Roster for 12 September 2019
Set up / pack away
Mullin, Ken
Hickey, Glenda
Roster for 19 September 2019
Set up / pack away
Hunter, Greg
Dawson, Janelle
Birthdays & Anniversaries
Member Birthdays
Warwick Smith
September 18
Rod Slater
September 20
Marie Badoche
September 21
Sandra Brown
September 27
Bronwyn Denman
September 29
Jim Crossland
October 28
Spouse Birthdays
Karen Hill
September 6
Join Date
Greg Hunter
October 6, 2005
14 years

Rotary Basics

The first four Rotarians:
Gustavus Loehr, Silvester Schiele, Hiram Shorey,
and Paul P. Harris, circa 1905-12.
We’ve been making history and bringing our world closer together for over 100 years.
The first Rotary club was started in Chicago, Illinois, USA, in 1905 by an attorney named Paul
Harris. Harris wanted to bring together a group of professionals with different backgrounds and skills as a way to exchange ideas and form meaningful acquaintances. In August 1910, the 16 Rotary clubs then in the United States formed the National Association of Rotary Clubs, now Rotary International. In 1912, Rotary expanded to a few more countries, and by July 1925, Rotary clubs existed on six continents. Today, there are more than 35,000 clubs, in almost every country in the world. For more information about Rotary’s history, go to rotary.org/history.
Rotary was founded on principles that remain at the heart of the organization today. These principles reflect our core values — integrity, diversity, service, leadership, and fellowship, or friendship.
Our core values emerge as themes in our guiding principles.
We channel our commitment to service through five Avenues of Service, which are the foundation of club activity.
Club Service focuses on making clubs strong. A thriving club is anchored by strong relationships and an active membership development plan.
Vocational Service calls on all Rotarians to work with integrity and contribute their expertise to the problems and needs of society.

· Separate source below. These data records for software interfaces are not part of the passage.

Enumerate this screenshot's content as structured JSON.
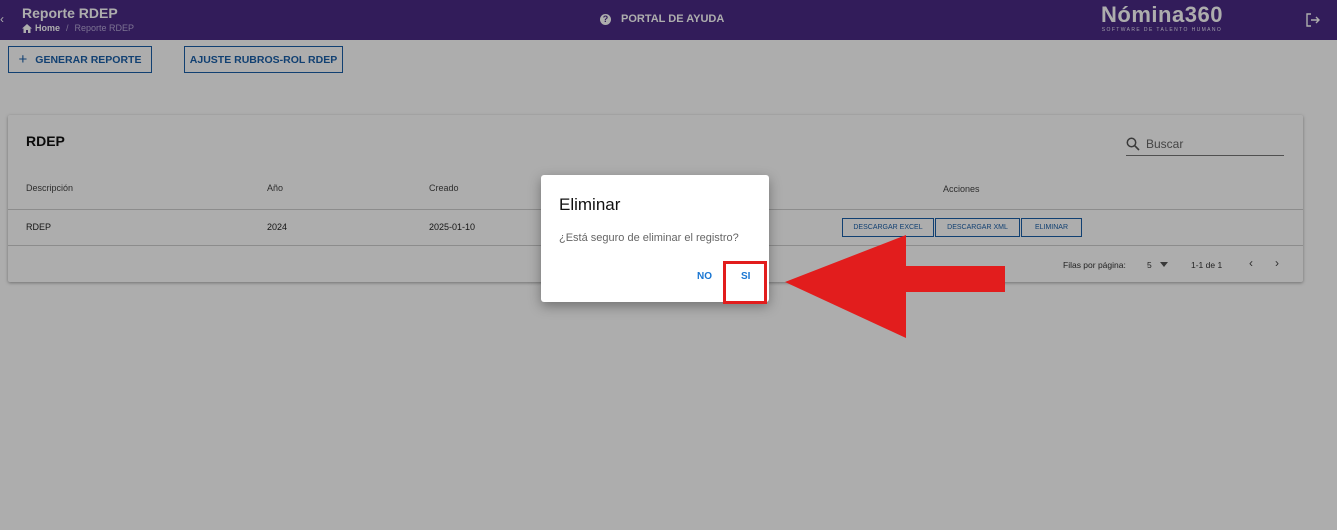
{
  "header": {
    "page_title": "Reporte RDEP",
    "breadcrumb_home": "Home",
    "breadcrumb_separator": "/",
    "breadcrumb_current": "Reporte RDEP",
    "help_label": "PORTAL DE AYUDA",
    "logo_text": "Nómina360",
    "logo_tagline": "SOFTWARE DE TALENTO HUMANO"
  },
  "toolbar": {
    "generate_label": "GENERAR REPORTE",
    "adjust_label": "AJUSTE RUBROS-ROL RDEP"
  },
  "table": {
    "title": "RDEP",
    "search_placeholder": "Buscar",
    "columns": [
      "Descripción",
      "Año",
      "Creado",
      "Acciones"
    ],
    "rows": [
      {
        "descripcion": "RDEP",
        "anio": "2024",
        "creado": "2025-01-10"
      }
    ],
    "actions": {
      "excel": "DESCARGAR EXCEL",
      "xml": "DESCARGAR XML",
      "delete": "ELIMINAR"
    },
    "footer": {
      "rows_per_page_label": "Filas por página:",
      "rows_per_page_value": "5",
      "range": "1-1 de 1"
    }
  },
  "dialog": {
    "title": "Eliminar",
    "message": "¿Está seguro de eliminar el registro?",
    "no_label": "NO",
    "yes_label": "SI"
  },
  "colors": {
    "header_bg": "#4a2a85",
    "primary": "#1a5fa8",
    "annotation": "#e21d1d"
  }
}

Community Service encourages every Rotarian to find ways to improve the quality of life of people in their communities and to serve the public interest.
International Service exemplifies our global reach in promoting peace and understanding. We support this avenue by sponsoring or volunteering on international projects, using local member expertise to build long-term partnerships for sustainable projects, seeking service partners abroad, and more.

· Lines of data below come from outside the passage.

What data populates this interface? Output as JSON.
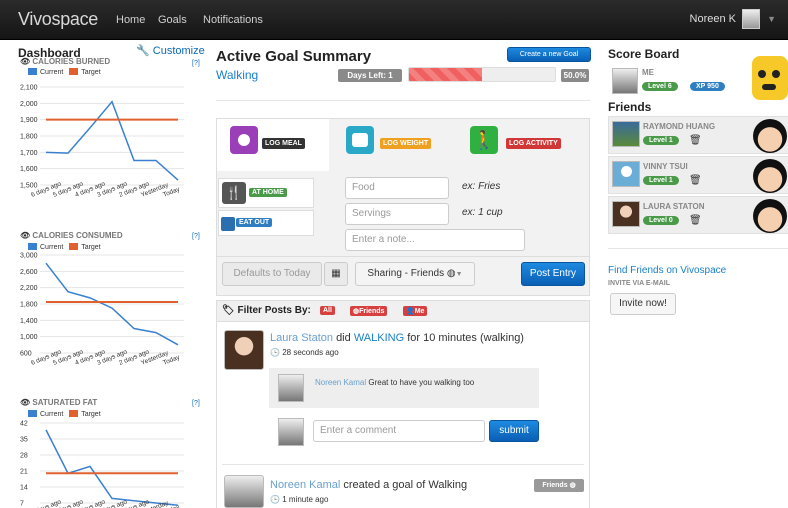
{
  "nav": {
    "brand": "Vivospace",
    "links": [
      "Home",
      "Goals",
      "Notifications"
    ],
    "user": "Noreen K"
  },
  "dashboard": {
    "title": "Dashboard",
    "customize": "Customize",
    "help": "[?]",
    "legend_current": "Current",
    "legend_target": "Target",
    "x_labels": [
      "6 days ago",
      "5 days ago",
      "4 days ago",
      "3 days ago",
      "2 days ago",
      "Yesterday",
      "Today"
    ],
    "colors": {
      "current": "#3a80d0",
      "target": "#e06030"
    }
  },
  "chart_data": [
    {
      "type": "line",
      "title": "CALORIES BURNED",
      "categories": [
        "6 days ago",
        "5 days ago",
        "4 days ago",
        "3 days ago",
        "2 days ago",
        "Yesterday",
        "Today"
      ],
      "y_ticks": [
        "2,100",
        "2,000",
        "1,900",
        "1,800",
        "1,700",
        "1,600",
        "1,500"
      ],
      "ylim": [
        1500,
        2100
      ],
      "series": [
        {
          "name": "Current",
          "values": [
            1700,
            1695,
            1850,
            2010,
            1650,
            1650,
            1530
          ]
        },
        {
          "name": "Target",
          "values": [
            1900,
            1900,
            1900,
            1900,
            1900,
            1900,
            1900
          ]
        }
      ]
    },
    {
      "type": "line",
      "title": "CALORIES CONSUMED",
      "categories": [
        "6 days ago",
        "5 days ago",
        "4 days ago",
        "3 days ago",
        "2 days ago",
        "Yesterday",
        "Today"
      ],
      "y_ticks": [
        "3,000",
        "2,600",
        "2,200",
        "1,800",
        "1,400",
        "1,000",
        "600"
      ],
      "ylim": [
        600,
        3000
      ],
      "series": [
        {
          "name": "Current",
          "values": [
            2800,
            2100,
            1950,
            1700,
            1200,
            1100,
            800
          ]
        },
        {
          "name": "Target",
          "values": [
            1850,
            1850,
            1850,
            1850,
            1850,
            1850,
            1850
          ]
        }
      ]
    },
    {
      "type": "line",
      "title": "SATURATED FAT",
      "categories": [
        "6 days ago",
        "5 days ago",
        "4 days ago",
        "3 days ago",
        "2 days ago",
        "Yesterday",
        "Today"
      ],
      "y_ticks": [
        "42",
        "35",
        "28",
        "21",
        "14",
        "7"
      ],
      "ylim": [
        7,
        42
      ],
      "series": [
        {
          "name": "Current",
          "values": [
            39,
            20,
            23,
            9,
            8,
            7,
            6
          ]
        },
        {
          "name": "Target",
          "values": [
            20,
            20,
            20,
            20,
            20,
            20,
            20
          ]
        }
      ]
    }
  ],
  "summary": {
    "title": "Active Goal Summary",
    "goal": "Walking",
    "new_goal": "Create a new Goal",
    "days_left": "Days Left: 1",
    "progress_pct": "50.0%",
    "progress": 0.5
  },
  "tabs": [
    {
      "label": "LOG MEAL",
      "color": "#9a3fb8"
    },
    {
      "label": "LOG WEIGHT",
      "color": "#f0a020"
    },
    {
      "label": "LOG ACTIVITY",
      "color": "#d03838"
    }
  ],
  "subtabs": [
    "AT HOME",
    "EAT OUT"
  ],
  "form": {
    "food_placeholder": "Food",
    "food_example": "ex: Fries",
    "servings_placeholder": "Servings",
    "servings_example": "ex: 1 cup",
    "note_placeholder": "Enter a note...",
    "date_default": "Defaults to Today",
    "sharing": "Sharing - Friends",
    "post": "Post Entry"
  },
  "filter": {
    "label": "Filter Posts By:",
    "all": "All",
    "friends": "Friends",
    "me": "Me"
  },
  "feed": [
    {
      "name": "Laura Staton",
      "verb": "did",
      "activity": "WALKING",
      "rest": "for 10 minutes (walking)",
      "time": "28 seconds ago"
    },
    {
      "name": "Noreen Kamal",
      "verb": "created a goal of Walking",
      "time": "1 minute ago",
      "badge": "Friends"
    }
  ],
  "comment": {
    "author": "Noreen Kamal",
    "text": "Great to have you walking too"
  },
  "comment_input": {
    "placeholder": "Enter a comment",
    "submit": "submit"
  },
  "scoreboard": {
    "title": "Score Board",
    "me": {
      "name": "ME",
      "level": "Level 6",
      "xp": "XP 950"
    },
    "friends_title": "Friends",
    "friends": [
      {
        "name": "RAYMOND HUANG",
        "level": "Level 1"
      },
      {
        "name": "VINNY TSUI",
        "level": "Level 1"
      },
      {
        "name": "LAURA STATON",
        "level": "Level 0"
      }
    ],
    "find": "Find Friends on Vivospace",
    "invite_title": "INVITE VIA E-MAIL",
    "invite_button": "Invite now!"
  }
}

Source: RotaryBasics_2011_595en.pdf
ClubRunner Mobile
  Committee Meetings    
Board Every 3rd Tuesday Board Member homes in Mount Lawley 6.30pm
Club Service To be announced To be advised 6pm
Community (Homelessness) Every 1st Wednesday 21 Wittenoom St., East Perth 6pm